Exercise brief ::
Filter the entries below, keeping only lines with the word "Online".

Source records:
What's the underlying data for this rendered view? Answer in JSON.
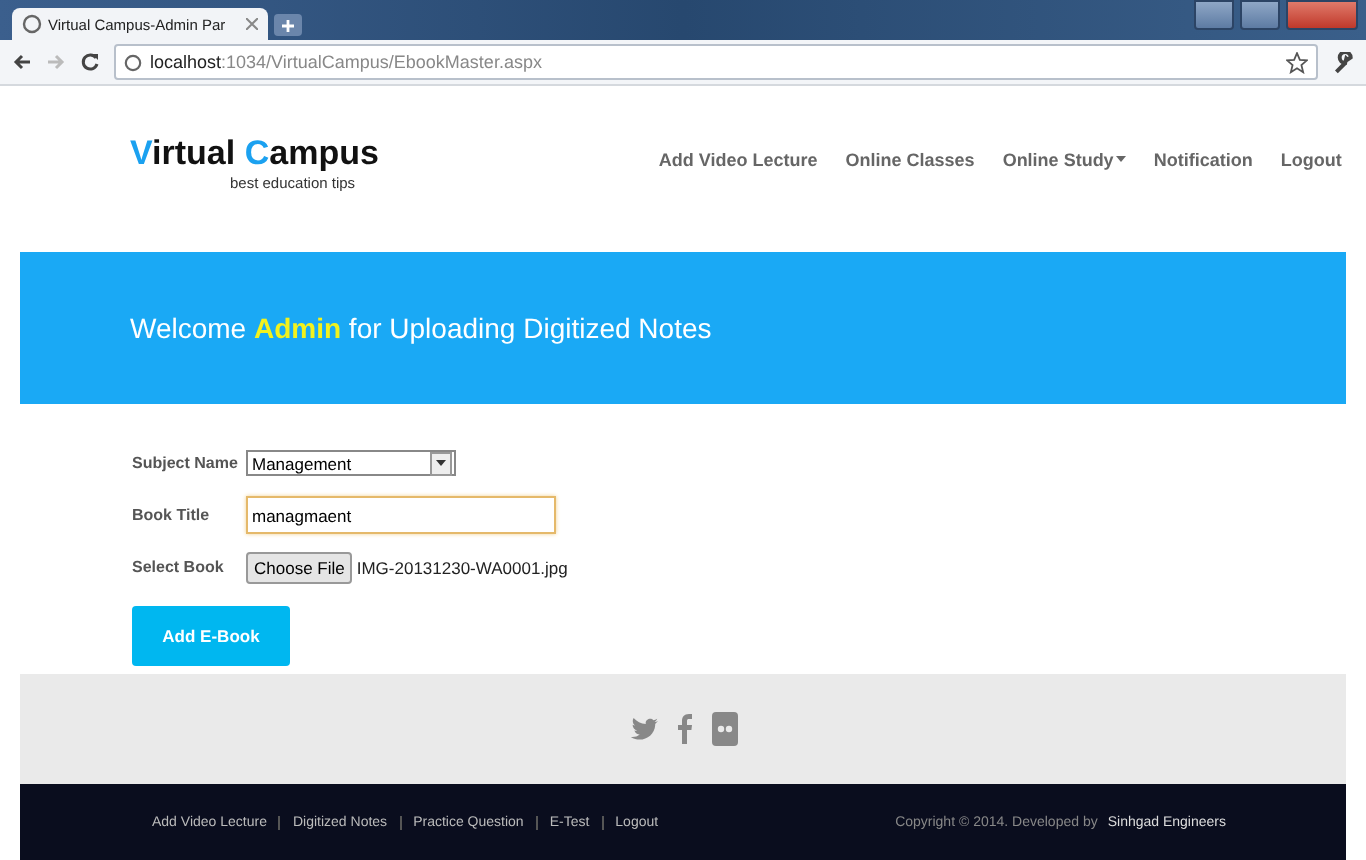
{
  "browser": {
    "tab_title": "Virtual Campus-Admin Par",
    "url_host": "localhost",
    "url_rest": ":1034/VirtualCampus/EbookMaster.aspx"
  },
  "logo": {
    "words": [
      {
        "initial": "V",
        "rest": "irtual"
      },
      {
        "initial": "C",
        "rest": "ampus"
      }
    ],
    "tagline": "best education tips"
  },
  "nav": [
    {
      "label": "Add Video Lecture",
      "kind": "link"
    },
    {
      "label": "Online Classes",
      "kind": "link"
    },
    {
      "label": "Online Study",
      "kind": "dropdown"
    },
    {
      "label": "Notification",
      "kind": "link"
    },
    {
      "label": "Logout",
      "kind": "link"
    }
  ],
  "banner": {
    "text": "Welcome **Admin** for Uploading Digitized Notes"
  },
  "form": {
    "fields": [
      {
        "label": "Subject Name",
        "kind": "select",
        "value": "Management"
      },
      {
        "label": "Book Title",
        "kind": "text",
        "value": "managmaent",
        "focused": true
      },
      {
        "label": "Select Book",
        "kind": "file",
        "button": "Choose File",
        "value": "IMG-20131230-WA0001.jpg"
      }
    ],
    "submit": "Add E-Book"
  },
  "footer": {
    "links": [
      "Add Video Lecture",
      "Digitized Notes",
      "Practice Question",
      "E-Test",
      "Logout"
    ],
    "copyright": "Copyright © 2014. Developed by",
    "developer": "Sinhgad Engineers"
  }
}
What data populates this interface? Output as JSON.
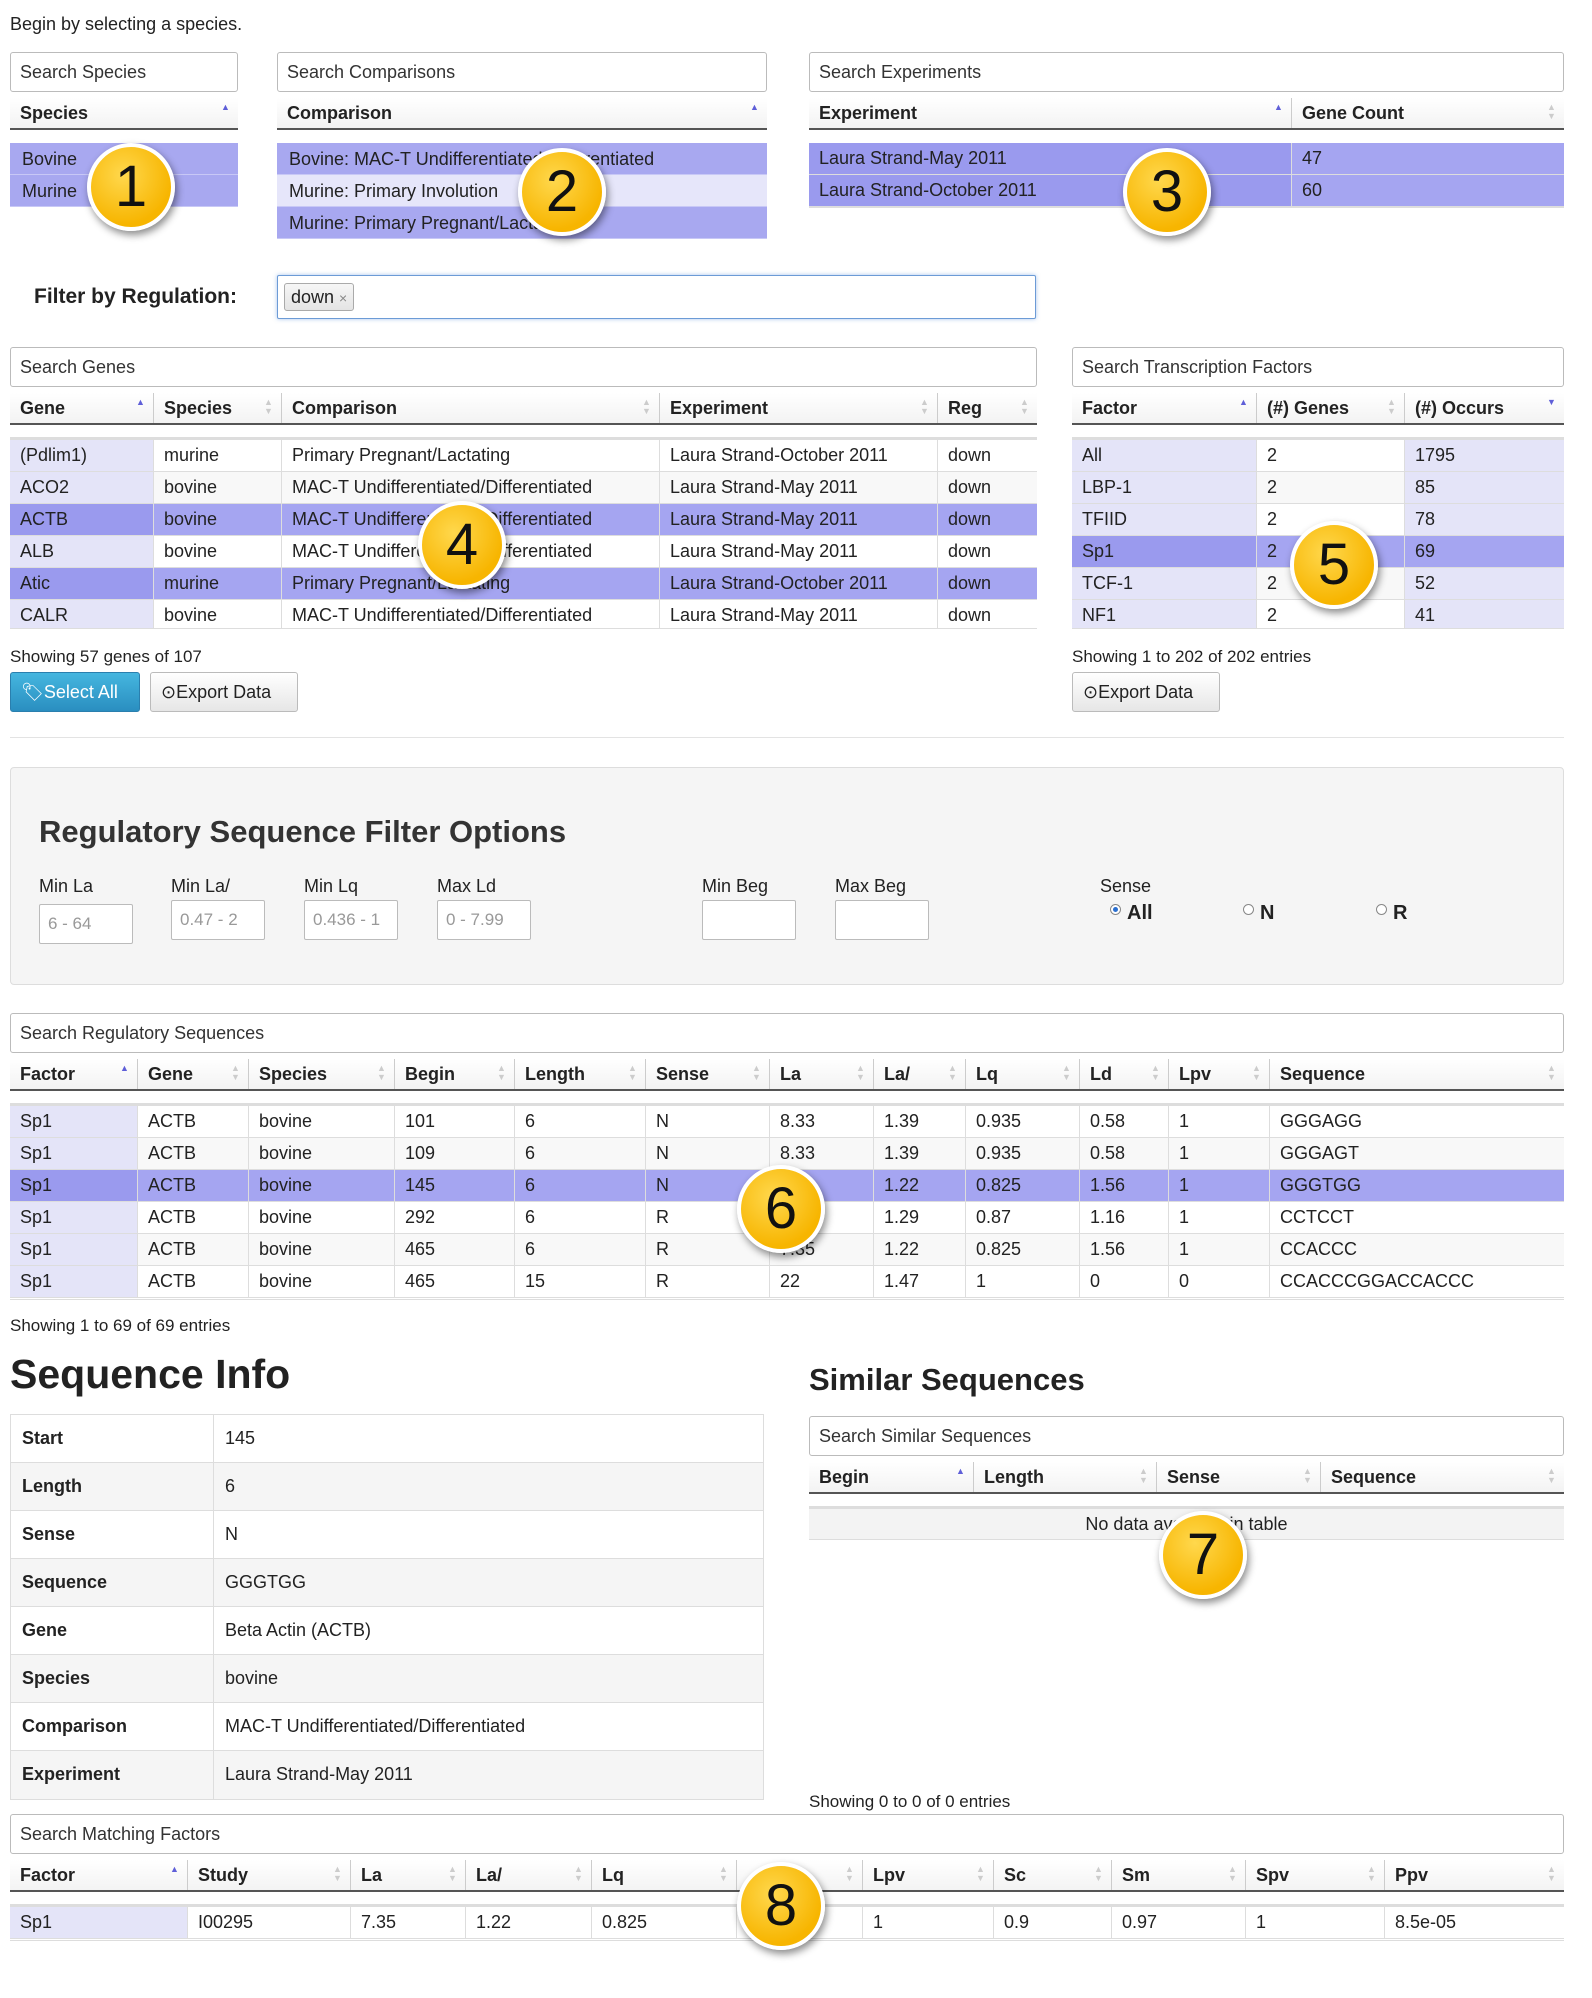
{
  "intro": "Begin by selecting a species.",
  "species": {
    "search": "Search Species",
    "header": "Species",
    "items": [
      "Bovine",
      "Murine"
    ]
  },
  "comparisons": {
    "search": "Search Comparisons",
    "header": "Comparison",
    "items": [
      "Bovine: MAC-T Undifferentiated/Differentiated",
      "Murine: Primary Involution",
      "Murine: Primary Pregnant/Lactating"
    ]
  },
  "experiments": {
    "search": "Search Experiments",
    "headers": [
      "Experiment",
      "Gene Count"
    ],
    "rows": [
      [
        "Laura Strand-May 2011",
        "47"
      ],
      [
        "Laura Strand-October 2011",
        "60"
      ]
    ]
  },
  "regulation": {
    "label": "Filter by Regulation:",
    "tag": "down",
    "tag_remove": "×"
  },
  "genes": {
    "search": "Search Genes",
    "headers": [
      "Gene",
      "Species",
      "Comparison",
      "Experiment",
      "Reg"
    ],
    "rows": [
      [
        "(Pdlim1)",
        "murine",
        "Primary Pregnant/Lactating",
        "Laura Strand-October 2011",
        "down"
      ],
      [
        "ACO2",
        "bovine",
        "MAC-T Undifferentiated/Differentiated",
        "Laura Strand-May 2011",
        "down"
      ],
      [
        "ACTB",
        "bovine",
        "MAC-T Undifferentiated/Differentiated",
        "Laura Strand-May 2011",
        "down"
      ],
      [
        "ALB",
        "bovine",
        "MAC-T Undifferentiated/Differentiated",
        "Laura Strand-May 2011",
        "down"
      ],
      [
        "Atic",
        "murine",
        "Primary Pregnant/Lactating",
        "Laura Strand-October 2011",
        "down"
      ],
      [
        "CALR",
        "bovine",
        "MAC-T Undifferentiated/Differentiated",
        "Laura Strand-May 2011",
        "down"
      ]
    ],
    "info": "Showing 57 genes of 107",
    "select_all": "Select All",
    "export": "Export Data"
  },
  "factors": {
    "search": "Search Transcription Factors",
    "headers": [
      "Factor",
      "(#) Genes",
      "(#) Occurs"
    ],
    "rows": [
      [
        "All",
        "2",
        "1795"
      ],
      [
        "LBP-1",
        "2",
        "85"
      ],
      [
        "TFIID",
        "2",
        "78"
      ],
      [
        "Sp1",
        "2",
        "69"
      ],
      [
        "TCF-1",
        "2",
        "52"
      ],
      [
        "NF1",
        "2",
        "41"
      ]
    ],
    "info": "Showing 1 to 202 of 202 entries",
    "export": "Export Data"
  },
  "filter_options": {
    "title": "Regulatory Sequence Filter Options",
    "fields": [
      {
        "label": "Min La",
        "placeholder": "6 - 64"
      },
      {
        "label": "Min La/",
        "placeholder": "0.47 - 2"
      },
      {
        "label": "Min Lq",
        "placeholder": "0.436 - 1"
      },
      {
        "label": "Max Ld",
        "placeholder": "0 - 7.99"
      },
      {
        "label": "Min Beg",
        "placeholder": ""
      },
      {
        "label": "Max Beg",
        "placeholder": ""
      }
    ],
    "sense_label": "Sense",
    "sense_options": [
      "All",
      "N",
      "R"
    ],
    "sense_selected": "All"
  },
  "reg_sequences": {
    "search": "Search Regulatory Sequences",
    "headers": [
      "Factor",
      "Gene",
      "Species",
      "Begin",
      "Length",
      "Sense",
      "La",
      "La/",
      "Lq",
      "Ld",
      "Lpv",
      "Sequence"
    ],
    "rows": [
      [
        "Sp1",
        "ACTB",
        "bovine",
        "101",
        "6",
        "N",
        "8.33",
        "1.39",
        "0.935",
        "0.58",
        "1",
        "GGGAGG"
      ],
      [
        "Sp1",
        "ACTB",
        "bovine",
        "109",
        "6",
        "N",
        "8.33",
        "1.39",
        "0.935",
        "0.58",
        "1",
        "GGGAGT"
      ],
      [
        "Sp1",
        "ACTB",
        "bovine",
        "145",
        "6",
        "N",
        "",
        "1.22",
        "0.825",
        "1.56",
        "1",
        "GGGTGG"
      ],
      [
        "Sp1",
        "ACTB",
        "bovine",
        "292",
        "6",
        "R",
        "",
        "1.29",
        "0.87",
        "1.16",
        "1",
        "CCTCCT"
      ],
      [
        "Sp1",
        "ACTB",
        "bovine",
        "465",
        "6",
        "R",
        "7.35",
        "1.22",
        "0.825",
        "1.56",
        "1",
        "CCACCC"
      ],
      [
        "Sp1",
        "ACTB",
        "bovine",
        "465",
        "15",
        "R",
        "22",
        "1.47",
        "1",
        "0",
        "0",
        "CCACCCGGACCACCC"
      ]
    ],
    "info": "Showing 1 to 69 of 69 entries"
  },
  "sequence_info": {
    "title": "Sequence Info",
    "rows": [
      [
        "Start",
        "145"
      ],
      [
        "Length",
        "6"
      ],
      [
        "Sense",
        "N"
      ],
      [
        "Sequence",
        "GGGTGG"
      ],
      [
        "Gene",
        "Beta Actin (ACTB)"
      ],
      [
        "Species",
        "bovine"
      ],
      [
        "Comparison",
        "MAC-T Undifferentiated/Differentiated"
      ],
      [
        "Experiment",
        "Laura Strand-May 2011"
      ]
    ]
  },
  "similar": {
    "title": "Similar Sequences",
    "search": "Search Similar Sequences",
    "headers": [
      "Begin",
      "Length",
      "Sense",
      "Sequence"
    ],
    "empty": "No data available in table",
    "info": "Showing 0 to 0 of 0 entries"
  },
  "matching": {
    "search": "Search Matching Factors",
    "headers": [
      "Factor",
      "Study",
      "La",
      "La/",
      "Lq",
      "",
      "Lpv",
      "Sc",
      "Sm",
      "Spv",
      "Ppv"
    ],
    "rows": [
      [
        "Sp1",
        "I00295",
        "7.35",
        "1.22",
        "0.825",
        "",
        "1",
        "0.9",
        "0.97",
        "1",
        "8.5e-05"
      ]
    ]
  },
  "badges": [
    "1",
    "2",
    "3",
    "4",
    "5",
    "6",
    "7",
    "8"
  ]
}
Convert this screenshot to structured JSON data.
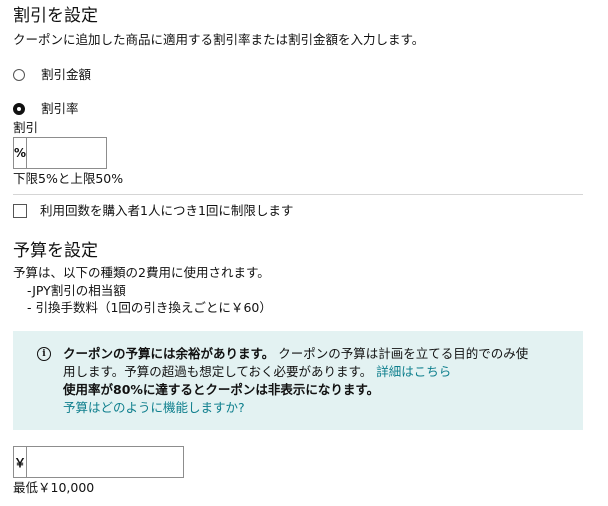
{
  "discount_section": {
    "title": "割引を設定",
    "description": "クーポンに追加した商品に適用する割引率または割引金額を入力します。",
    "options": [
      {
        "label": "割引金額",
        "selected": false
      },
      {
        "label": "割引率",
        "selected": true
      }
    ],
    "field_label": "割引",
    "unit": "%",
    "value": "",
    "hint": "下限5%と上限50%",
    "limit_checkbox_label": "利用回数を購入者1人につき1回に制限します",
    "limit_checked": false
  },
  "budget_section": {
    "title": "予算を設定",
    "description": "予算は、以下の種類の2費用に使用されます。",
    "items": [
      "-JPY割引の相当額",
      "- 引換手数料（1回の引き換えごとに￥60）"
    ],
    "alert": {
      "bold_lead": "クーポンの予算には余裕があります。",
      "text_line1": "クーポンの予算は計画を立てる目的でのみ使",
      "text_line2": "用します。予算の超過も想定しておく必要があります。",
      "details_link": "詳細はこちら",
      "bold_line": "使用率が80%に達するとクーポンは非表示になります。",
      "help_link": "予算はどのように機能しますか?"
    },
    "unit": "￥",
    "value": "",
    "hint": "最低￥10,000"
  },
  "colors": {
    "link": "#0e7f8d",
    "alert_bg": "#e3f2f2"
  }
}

Solved exercise ::
      "label": "Online Classes",
      "label": "Online Study",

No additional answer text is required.